Anmerkung: A preliminary version of this paper was published in the proceedings of SIGIR '14. In this extension, we (i) extend the behavioral personalization search model introduced there to deal with queries issued by new users for whom long-term search logs are unavailable; (ii) examine the impact of sparseness on the performance of our model by considering both word-level and query-level modeling, as we find that the word-document relevance matrix is less sparse than the query-document relevance matrix; (iii) investigate the effectiveness of our behavior-based reranking model with and without assuming a uniform distribution of users as users may behave differently; (iv) include more related work and provide a detailed discussion of the experimental results.
3Li, X. ; Schijvenaars, B.J.A. ; Rijke, M.de: Investigating queries and search failures in academic search.
In: Information processing and management. 53(2017) no.3, S.666-683.

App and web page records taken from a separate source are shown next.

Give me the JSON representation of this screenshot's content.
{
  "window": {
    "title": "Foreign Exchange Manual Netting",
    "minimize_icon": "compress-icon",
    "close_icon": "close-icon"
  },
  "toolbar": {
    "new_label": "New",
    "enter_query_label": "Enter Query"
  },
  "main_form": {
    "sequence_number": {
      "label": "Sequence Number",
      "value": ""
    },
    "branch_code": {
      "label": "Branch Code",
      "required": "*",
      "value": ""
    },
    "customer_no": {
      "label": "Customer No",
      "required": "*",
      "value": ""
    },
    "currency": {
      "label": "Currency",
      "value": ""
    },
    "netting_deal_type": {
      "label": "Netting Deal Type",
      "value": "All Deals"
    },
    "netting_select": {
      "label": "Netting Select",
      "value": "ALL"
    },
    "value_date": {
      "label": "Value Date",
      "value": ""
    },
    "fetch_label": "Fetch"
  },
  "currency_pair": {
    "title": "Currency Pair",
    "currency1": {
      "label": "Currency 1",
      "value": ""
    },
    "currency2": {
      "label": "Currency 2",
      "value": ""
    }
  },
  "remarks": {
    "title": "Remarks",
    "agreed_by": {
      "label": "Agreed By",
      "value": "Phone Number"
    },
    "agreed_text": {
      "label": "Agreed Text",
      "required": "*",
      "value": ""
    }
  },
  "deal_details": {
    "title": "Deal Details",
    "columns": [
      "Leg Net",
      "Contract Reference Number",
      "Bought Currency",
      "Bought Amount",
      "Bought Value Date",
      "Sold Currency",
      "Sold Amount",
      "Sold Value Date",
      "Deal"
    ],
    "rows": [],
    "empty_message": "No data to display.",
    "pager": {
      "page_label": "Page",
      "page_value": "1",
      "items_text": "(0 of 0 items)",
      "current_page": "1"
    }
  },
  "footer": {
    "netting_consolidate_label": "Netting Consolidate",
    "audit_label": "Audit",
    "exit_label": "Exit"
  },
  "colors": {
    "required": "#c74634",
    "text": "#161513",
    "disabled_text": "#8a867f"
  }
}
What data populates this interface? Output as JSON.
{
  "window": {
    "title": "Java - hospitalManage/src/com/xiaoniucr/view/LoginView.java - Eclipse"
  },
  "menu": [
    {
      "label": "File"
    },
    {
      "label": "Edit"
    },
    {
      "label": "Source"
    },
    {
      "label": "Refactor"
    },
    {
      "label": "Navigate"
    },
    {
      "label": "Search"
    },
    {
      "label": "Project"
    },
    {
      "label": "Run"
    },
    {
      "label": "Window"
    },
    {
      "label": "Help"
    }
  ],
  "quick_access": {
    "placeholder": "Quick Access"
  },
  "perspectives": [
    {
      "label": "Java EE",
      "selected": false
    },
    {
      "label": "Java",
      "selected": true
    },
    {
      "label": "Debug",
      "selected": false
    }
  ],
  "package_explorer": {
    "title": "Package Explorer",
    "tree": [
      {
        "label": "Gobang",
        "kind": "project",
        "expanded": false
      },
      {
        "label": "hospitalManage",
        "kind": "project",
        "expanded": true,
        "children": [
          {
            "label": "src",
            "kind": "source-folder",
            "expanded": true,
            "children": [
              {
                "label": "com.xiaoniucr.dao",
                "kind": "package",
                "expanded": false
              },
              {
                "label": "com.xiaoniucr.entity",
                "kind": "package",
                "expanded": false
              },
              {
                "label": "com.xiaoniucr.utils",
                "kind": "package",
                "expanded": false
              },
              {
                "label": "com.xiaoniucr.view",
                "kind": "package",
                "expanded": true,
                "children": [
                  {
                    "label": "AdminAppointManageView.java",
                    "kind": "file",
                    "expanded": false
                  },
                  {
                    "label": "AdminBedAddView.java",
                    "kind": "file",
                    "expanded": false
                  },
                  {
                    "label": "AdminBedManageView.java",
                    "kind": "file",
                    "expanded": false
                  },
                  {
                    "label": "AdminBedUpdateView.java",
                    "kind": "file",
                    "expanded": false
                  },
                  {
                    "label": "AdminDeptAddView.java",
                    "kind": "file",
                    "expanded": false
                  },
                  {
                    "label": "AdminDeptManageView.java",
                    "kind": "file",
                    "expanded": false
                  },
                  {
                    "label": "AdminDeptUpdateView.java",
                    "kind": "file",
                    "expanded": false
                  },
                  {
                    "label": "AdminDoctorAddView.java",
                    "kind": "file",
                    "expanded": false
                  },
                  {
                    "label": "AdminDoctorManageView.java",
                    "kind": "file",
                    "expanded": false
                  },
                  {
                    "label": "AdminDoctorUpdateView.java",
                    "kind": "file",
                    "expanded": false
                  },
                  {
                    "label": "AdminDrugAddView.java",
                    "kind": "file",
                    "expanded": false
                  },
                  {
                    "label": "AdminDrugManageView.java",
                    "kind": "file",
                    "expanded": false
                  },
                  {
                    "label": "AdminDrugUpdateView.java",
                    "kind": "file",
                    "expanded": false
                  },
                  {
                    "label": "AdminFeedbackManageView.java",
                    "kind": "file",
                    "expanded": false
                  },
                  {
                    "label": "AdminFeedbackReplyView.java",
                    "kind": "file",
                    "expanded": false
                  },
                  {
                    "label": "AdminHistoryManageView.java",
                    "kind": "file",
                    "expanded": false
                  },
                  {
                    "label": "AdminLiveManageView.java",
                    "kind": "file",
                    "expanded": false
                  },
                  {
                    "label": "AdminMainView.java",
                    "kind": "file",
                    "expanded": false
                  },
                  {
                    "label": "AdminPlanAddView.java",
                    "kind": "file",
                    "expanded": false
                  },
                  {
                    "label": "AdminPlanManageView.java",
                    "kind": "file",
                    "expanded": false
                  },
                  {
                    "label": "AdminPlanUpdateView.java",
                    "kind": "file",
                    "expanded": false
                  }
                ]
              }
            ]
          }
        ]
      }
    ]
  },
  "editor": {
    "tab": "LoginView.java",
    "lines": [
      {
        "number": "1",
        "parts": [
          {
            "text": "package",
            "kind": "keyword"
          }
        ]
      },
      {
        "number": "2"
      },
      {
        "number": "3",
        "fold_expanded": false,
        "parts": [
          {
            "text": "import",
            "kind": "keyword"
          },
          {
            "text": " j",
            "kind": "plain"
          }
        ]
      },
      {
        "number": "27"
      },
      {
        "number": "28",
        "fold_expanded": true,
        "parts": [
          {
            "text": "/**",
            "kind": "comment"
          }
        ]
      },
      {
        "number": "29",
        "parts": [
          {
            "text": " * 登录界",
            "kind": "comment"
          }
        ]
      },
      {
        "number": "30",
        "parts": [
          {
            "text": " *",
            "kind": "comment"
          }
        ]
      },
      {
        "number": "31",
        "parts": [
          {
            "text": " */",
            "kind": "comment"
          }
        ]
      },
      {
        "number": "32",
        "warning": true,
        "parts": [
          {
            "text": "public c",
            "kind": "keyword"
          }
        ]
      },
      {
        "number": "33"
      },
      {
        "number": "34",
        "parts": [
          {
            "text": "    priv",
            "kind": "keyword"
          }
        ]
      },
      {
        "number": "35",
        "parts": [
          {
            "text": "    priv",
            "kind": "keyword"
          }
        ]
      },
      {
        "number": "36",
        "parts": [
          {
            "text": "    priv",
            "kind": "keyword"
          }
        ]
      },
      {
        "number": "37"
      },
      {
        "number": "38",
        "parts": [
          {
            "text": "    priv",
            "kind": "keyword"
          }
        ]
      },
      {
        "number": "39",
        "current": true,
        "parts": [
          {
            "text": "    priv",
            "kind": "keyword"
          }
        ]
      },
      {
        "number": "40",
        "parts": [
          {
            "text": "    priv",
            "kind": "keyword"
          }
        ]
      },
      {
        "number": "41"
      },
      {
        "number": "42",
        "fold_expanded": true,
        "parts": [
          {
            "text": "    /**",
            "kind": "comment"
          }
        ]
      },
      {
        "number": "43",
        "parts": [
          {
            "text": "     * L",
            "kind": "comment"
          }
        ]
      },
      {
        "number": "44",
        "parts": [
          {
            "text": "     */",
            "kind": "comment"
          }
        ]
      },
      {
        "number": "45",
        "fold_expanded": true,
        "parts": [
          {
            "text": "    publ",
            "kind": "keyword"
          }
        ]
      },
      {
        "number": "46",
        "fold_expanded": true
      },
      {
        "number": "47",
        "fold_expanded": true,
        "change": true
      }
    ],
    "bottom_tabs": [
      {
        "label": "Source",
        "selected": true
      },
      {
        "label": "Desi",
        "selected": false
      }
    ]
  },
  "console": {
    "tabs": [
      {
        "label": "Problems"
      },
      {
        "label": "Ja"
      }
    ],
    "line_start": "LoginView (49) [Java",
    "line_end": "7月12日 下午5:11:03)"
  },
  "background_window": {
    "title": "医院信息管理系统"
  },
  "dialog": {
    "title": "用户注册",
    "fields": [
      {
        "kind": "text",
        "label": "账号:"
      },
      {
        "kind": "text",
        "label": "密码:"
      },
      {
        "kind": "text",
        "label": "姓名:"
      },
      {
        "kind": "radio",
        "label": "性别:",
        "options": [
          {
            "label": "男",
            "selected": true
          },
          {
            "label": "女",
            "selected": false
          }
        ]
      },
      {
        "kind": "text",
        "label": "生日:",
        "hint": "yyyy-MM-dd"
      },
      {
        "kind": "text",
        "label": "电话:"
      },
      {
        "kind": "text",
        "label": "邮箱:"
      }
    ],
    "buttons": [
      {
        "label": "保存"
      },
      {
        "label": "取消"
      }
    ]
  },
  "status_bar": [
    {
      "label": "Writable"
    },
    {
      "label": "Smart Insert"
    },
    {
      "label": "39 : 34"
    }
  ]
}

Abstract: Academic search concerns the retrieval and profiling of information objects in the domain of academic research. In this paper we reveal important observations of academic search queries, and provide an algorithmic solution to address a type of failure during search sessions: null queries. We start by providing a general characterization of academic search queries, by analyzing a large-scale transaction log of a leading academic search engine. Unlike previous small-scale analyses of academic search queries, we find important differences with query characteristics known from web search. E.g., in academic search there is a substantially bigger proportion of entity queries, and a heavier tail in query length distribution. We then focus on search failures and, in particular, on null queries that lead to an empty search engine result page, on null sessions that contain such null queries, and on users who are prone to issue null queries. In academic search approximately 1 in 10 queries is a null query, and 25% of the sessions contain a null query. They appear in different types of search sessions, and prevent users from achieving their search goal. To address the high rate of null queries in academic search, we consider the task of providing query suggestions. Specifically we focus on a highly frequent query type: non-boolean informational queries. To this end we need to overcome query sparsity and make effective use of session information. We find that using entities helps to surface more relevant query suggestions in the face of query sparsity. We also find that query suggestions should be conditioned on the type of session in which they are offered to be more effective. After casting the session classification problem as a multi-label classification problem, we generate session-conditional query suggestions based on predicted session type. We find that this session-conditional method leads to significant improvements over a generic query suggestion method. Personalization yields very little further improvements over session-conditional query suggestions.
Inhalt: Vgl.: http://www.sciencedirect.com/science/article/pii/S0306457316304071.